- Problem details: Take every line in the entries that includes the word "this" and copy it.

─── Data extract ───

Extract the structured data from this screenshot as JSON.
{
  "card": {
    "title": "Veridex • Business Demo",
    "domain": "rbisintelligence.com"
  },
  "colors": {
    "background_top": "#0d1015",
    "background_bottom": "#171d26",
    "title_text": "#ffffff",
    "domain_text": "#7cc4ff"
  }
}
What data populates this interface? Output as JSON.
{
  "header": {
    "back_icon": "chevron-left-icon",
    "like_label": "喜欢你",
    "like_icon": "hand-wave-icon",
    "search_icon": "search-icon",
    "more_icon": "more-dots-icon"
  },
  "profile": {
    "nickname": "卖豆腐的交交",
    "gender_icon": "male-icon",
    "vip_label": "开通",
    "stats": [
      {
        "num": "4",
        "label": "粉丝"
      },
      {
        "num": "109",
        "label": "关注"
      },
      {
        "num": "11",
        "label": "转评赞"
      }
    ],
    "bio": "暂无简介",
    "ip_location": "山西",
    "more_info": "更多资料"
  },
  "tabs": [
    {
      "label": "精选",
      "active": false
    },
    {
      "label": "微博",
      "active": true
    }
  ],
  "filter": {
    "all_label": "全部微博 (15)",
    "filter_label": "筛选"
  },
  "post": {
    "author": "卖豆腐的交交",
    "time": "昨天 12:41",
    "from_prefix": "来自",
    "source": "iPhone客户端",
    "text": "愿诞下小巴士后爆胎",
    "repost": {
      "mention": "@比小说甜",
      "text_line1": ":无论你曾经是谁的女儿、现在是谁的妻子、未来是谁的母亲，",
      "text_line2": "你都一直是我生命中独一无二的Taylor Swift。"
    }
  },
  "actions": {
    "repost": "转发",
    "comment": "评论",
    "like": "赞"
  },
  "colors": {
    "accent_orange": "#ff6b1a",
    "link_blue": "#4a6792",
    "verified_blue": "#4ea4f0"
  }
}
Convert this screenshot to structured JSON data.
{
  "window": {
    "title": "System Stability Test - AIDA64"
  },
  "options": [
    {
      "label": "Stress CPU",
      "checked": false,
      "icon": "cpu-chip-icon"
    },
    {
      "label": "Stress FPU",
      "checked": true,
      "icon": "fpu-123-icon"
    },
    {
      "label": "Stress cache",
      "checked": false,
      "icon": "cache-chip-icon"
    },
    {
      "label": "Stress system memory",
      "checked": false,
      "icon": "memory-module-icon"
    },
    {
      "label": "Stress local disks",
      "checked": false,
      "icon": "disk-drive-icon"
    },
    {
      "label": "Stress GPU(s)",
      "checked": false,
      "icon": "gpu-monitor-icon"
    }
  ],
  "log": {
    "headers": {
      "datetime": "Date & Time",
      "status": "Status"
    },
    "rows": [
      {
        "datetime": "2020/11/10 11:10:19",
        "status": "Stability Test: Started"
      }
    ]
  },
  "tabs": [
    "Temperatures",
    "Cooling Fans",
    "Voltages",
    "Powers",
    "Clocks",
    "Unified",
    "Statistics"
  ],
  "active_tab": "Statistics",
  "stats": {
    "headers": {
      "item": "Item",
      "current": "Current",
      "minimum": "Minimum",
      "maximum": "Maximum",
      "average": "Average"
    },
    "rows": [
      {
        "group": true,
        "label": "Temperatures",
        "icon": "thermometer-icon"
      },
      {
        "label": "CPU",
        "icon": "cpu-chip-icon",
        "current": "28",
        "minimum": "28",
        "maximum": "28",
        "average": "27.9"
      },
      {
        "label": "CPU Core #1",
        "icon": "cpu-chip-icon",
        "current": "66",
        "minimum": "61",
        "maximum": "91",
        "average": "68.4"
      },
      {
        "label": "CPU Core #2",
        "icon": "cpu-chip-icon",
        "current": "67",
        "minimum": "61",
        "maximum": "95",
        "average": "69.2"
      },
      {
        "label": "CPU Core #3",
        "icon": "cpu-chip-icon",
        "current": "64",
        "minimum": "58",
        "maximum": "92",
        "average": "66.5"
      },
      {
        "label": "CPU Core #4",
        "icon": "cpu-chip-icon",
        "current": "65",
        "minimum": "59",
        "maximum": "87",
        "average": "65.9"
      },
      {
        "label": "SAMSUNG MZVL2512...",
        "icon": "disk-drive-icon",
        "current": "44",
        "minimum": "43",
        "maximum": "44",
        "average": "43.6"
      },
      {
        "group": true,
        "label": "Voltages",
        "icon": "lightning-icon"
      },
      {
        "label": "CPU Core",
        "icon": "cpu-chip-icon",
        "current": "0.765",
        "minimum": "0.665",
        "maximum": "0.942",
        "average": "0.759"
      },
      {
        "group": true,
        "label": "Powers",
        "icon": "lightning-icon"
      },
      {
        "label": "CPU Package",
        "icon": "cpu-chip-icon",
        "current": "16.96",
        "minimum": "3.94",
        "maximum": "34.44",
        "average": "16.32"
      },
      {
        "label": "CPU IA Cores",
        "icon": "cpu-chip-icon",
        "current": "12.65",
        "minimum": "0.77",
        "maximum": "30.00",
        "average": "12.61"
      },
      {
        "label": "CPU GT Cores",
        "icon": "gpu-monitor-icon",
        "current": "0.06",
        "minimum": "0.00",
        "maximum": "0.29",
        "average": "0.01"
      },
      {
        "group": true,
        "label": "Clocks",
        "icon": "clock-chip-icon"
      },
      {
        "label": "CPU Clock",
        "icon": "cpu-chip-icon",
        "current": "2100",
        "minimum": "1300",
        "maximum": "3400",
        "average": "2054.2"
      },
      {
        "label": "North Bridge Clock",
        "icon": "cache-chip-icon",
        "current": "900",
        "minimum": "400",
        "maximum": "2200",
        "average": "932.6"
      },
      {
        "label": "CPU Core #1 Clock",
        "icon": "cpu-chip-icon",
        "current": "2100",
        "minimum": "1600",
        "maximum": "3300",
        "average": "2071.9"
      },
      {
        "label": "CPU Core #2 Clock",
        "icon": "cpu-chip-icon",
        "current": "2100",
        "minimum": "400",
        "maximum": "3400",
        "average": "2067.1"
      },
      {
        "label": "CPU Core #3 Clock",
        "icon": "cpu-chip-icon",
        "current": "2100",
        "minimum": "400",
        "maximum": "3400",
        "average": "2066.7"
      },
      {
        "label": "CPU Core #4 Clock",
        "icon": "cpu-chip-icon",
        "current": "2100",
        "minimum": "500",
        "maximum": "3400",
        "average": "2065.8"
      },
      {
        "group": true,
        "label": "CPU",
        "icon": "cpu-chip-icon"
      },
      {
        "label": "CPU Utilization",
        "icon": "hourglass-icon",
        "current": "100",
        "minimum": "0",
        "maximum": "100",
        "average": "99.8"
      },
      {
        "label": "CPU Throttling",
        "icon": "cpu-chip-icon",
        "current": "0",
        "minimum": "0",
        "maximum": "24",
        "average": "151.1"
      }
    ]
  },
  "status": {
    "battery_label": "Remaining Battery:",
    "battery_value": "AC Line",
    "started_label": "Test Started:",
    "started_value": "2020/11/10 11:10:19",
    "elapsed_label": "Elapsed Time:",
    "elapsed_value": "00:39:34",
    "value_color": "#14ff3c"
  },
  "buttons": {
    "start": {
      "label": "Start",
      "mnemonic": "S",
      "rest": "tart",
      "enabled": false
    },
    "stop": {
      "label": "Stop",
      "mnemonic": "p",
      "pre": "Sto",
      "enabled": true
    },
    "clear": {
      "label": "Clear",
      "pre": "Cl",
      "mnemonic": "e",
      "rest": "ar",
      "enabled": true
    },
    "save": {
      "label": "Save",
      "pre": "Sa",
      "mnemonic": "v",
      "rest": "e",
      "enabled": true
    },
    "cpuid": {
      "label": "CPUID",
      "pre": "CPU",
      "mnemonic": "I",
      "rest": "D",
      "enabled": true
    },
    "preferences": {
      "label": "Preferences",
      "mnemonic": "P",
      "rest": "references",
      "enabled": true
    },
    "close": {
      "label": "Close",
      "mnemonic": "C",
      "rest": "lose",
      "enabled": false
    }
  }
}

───

- Written answer:
Extract the structured data from this screenshot as JSON.
What data populates this interface? Output as JSON.
Convert this screenshot to structured JSON data.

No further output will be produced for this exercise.